YOUR ASSIGNMENT —
Work through the records that follow and return each line containing the word "JSON".
::::::::
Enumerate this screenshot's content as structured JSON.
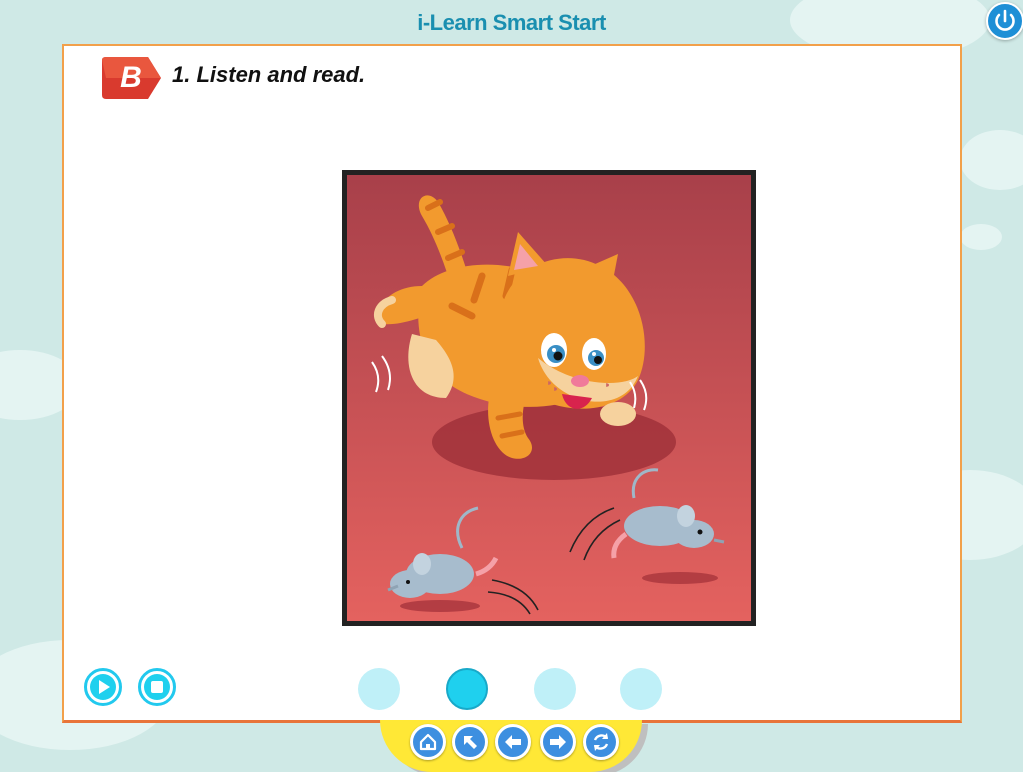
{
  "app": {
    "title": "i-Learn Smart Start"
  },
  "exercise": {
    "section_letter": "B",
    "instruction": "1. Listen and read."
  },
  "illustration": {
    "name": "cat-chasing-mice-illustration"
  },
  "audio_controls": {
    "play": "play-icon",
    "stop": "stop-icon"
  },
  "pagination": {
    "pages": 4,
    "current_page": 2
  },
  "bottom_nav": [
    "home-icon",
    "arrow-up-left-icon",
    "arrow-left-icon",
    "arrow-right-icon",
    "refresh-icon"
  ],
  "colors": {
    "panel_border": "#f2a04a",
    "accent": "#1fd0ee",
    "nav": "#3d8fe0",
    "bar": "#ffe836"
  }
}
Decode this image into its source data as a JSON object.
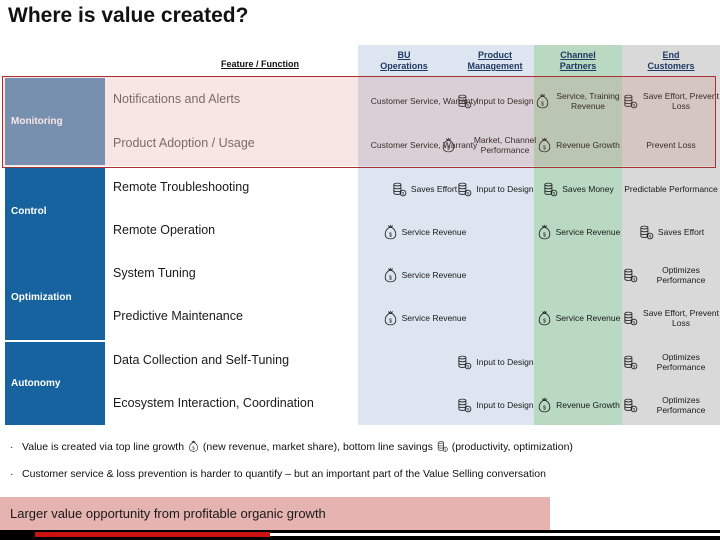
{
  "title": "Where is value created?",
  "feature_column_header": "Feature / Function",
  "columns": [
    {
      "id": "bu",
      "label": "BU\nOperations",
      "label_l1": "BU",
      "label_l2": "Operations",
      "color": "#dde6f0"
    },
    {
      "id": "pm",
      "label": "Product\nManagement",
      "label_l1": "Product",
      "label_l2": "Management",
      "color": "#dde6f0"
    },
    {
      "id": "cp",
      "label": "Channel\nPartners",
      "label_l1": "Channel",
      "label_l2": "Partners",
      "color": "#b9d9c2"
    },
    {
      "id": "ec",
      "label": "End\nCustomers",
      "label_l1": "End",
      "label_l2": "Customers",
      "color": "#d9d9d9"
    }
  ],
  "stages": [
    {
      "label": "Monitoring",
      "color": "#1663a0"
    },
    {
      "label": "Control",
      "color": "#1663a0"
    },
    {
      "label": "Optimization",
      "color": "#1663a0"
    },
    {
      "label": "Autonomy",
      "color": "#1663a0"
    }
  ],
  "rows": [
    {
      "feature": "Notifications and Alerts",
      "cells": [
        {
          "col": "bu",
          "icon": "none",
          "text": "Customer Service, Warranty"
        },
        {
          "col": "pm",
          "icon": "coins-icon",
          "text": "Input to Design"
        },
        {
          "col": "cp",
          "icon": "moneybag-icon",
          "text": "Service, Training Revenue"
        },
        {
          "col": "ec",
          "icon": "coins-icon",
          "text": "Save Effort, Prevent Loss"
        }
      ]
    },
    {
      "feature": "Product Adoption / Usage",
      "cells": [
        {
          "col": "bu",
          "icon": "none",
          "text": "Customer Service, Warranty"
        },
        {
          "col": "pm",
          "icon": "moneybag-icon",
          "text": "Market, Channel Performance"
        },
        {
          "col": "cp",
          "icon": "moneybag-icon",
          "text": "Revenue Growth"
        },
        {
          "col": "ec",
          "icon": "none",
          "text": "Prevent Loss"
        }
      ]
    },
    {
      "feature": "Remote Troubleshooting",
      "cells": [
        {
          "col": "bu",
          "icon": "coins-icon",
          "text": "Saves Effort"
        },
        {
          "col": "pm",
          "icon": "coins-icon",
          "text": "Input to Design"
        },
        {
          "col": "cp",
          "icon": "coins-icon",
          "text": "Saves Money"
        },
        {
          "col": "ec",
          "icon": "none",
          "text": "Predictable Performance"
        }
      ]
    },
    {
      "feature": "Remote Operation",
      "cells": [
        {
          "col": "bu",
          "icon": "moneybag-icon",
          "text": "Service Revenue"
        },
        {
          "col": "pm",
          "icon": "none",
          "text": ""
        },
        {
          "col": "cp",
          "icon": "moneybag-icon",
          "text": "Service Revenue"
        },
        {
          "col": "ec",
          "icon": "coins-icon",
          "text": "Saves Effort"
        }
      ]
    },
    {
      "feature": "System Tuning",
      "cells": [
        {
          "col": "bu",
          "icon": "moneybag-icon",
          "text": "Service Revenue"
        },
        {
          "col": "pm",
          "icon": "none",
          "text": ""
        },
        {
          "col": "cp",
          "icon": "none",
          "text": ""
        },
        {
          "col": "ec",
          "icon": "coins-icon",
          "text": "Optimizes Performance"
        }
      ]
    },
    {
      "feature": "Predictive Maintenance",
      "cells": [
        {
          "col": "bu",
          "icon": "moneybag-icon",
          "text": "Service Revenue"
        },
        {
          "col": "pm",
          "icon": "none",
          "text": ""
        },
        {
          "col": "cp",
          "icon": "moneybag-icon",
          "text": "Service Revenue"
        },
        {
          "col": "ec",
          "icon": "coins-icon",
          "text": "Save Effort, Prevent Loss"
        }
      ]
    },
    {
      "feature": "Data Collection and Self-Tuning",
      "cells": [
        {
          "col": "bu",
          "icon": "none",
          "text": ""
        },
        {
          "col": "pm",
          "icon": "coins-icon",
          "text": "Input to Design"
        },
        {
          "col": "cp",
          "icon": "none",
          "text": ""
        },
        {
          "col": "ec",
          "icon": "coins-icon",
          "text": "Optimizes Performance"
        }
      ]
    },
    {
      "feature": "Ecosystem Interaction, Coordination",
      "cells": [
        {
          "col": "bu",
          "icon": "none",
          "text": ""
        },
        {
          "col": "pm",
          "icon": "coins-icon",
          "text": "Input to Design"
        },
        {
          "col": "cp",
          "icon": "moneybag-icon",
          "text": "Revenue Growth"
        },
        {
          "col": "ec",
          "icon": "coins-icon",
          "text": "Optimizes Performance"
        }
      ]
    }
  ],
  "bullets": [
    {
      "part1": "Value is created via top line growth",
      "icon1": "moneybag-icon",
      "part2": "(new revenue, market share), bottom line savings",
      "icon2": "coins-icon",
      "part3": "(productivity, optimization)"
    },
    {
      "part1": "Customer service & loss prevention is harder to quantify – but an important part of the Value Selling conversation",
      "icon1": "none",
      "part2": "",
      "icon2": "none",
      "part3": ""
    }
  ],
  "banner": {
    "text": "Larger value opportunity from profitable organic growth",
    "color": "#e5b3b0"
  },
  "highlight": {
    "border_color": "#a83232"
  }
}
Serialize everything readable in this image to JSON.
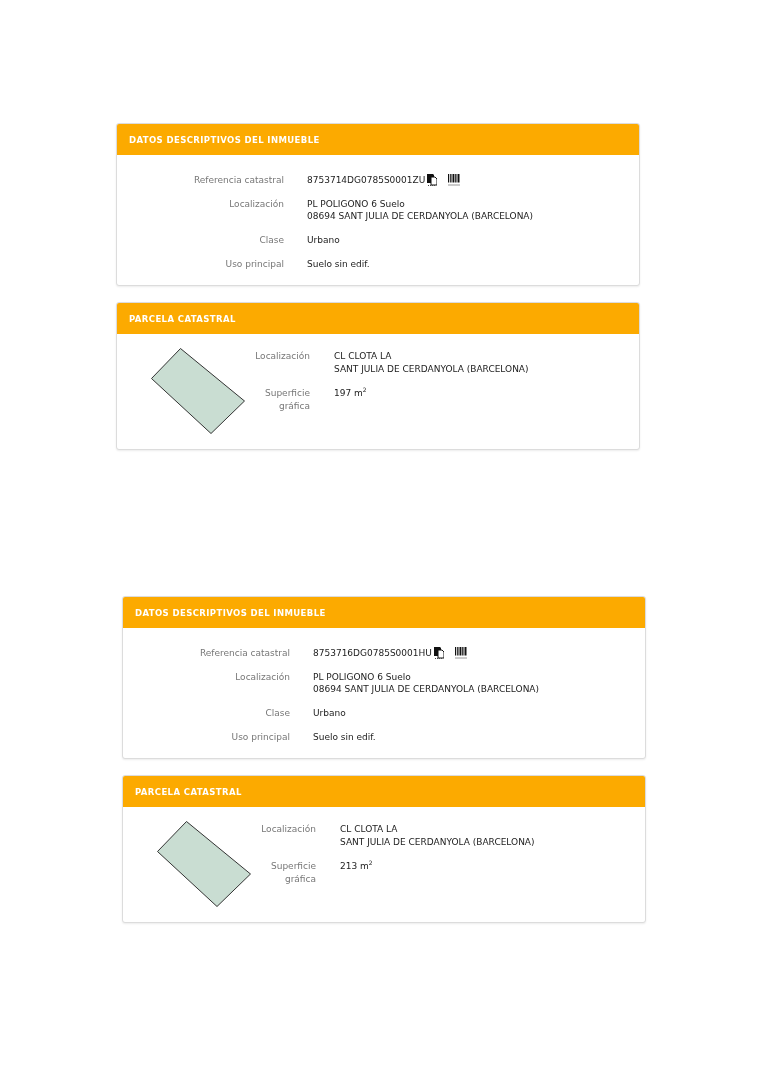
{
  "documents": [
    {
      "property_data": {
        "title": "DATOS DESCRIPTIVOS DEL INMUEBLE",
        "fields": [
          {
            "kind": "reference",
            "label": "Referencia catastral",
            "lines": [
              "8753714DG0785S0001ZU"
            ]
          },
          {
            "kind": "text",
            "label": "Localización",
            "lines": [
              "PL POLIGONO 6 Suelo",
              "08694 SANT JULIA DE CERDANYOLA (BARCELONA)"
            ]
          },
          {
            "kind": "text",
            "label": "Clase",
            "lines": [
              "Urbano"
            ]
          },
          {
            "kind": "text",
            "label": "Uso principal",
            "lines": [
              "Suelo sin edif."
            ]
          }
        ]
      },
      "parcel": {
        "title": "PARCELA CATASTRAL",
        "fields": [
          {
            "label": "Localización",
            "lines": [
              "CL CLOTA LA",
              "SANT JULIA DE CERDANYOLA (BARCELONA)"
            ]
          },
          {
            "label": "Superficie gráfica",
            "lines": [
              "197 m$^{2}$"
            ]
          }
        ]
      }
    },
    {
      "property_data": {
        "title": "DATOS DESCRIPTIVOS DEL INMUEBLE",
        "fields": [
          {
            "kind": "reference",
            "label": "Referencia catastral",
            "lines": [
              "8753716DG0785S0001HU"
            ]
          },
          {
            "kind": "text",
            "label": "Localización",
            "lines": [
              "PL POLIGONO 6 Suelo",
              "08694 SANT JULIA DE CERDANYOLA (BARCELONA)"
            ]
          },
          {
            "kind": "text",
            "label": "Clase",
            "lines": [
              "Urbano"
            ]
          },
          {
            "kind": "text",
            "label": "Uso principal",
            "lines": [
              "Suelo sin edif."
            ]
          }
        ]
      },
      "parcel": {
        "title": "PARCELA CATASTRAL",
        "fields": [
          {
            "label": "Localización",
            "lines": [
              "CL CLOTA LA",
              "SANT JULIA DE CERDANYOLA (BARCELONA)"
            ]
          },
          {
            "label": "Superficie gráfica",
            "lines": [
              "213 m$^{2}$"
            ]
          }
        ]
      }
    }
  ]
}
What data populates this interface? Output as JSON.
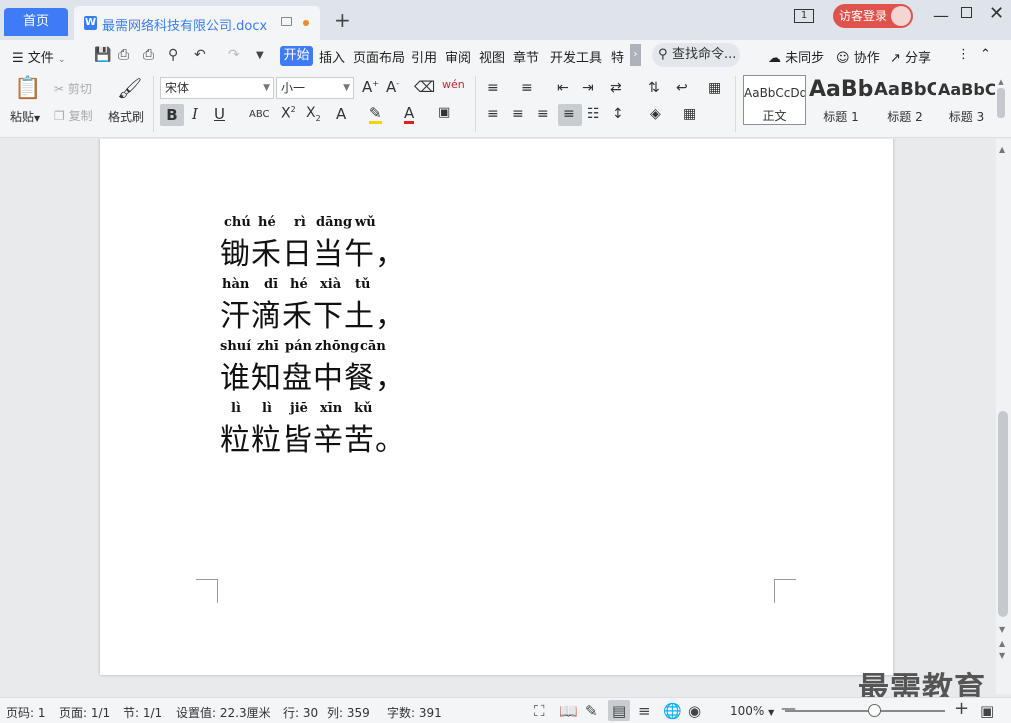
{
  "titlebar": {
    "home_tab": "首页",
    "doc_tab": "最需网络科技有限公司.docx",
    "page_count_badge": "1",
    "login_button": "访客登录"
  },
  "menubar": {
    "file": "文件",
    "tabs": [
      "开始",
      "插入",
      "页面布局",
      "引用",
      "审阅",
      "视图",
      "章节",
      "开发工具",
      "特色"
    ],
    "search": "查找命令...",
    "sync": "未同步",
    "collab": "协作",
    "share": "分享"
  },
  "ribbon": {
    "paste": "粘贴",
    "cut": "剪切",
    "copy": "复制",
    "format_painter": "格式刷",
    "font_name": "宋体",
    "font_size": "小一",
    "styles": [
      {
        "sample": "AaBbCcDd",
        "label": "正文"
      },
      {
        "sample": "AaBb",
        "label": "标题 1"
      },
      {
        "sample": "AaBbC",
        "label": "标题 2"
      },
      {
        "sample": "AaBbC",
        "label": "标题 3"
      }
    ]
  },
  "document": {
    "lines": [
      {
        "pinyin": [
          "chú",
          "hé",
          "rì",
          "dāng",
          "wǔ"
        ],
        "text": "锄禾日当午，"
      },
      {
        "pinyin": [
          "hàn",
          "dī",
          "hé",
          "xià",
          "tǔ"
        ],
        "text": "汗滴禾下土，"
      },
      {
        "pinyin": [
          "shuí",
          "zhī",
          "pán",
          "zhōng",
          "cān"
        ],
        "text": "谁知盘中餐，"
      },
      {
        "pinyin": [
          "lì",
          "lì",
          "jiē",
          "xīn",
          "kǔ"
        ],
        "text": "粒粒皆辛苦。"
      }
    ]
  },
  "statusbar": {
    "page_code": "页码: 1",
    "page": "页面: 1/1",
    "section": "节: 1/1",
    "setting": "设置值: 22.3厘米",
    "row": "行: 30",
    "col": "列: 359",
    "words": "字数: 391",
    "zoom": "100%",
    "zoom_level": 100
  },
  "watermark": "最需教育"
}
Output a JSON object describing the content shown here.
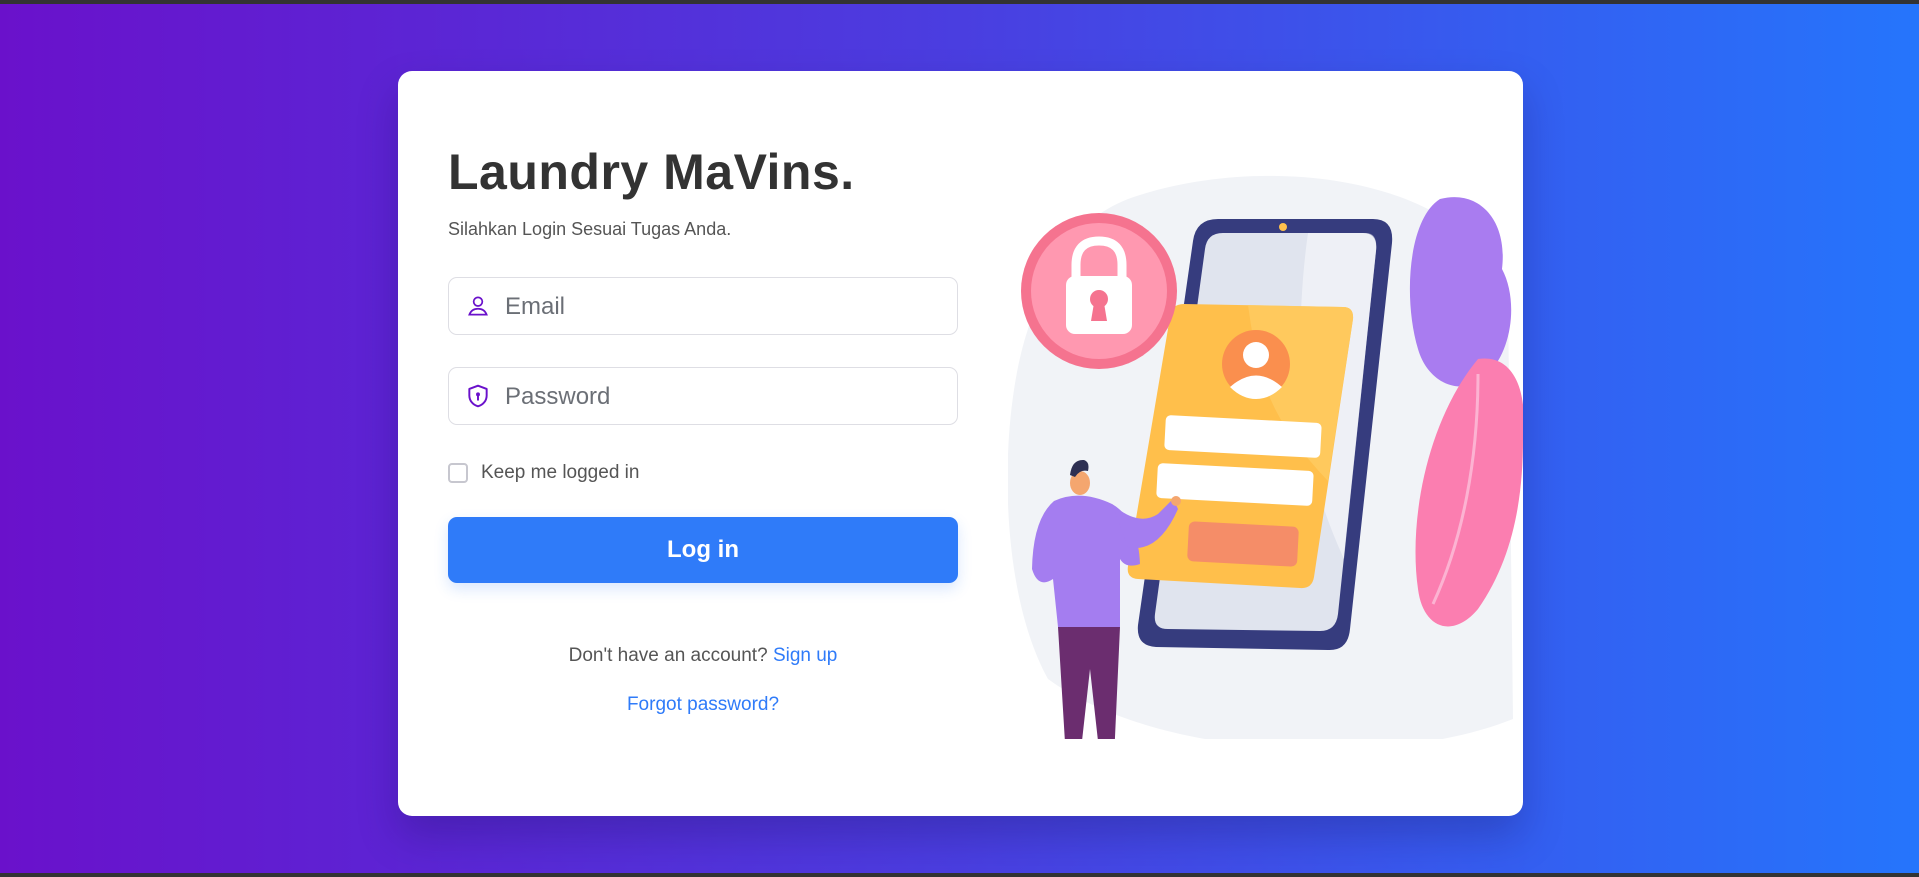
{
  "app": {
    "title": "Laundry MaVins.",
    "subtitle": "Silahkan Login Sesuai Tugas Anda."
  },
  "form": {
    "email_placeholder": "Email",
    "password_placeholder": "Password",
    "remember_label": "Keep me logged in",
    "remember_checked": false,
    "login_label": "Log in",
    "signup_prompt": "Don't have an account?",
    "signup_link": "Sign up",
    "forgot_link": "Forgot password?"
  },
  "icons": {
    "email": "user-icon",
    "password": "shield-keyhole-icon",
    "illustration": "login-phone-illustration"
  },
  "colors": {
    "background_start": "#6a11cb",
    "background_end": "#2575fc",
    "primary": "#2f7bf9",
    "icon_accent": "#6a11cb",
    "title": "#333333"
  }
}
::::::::
SOLUTION TO THE PROBLEM —
Enumerate this screenshot's content as structured JSON.
Decode this image into its source data as a JSON object.
Serialize everything readable in this image to JSON.
What data populates this interface? Output as JSON.
Output a JSON object describing the content shown here.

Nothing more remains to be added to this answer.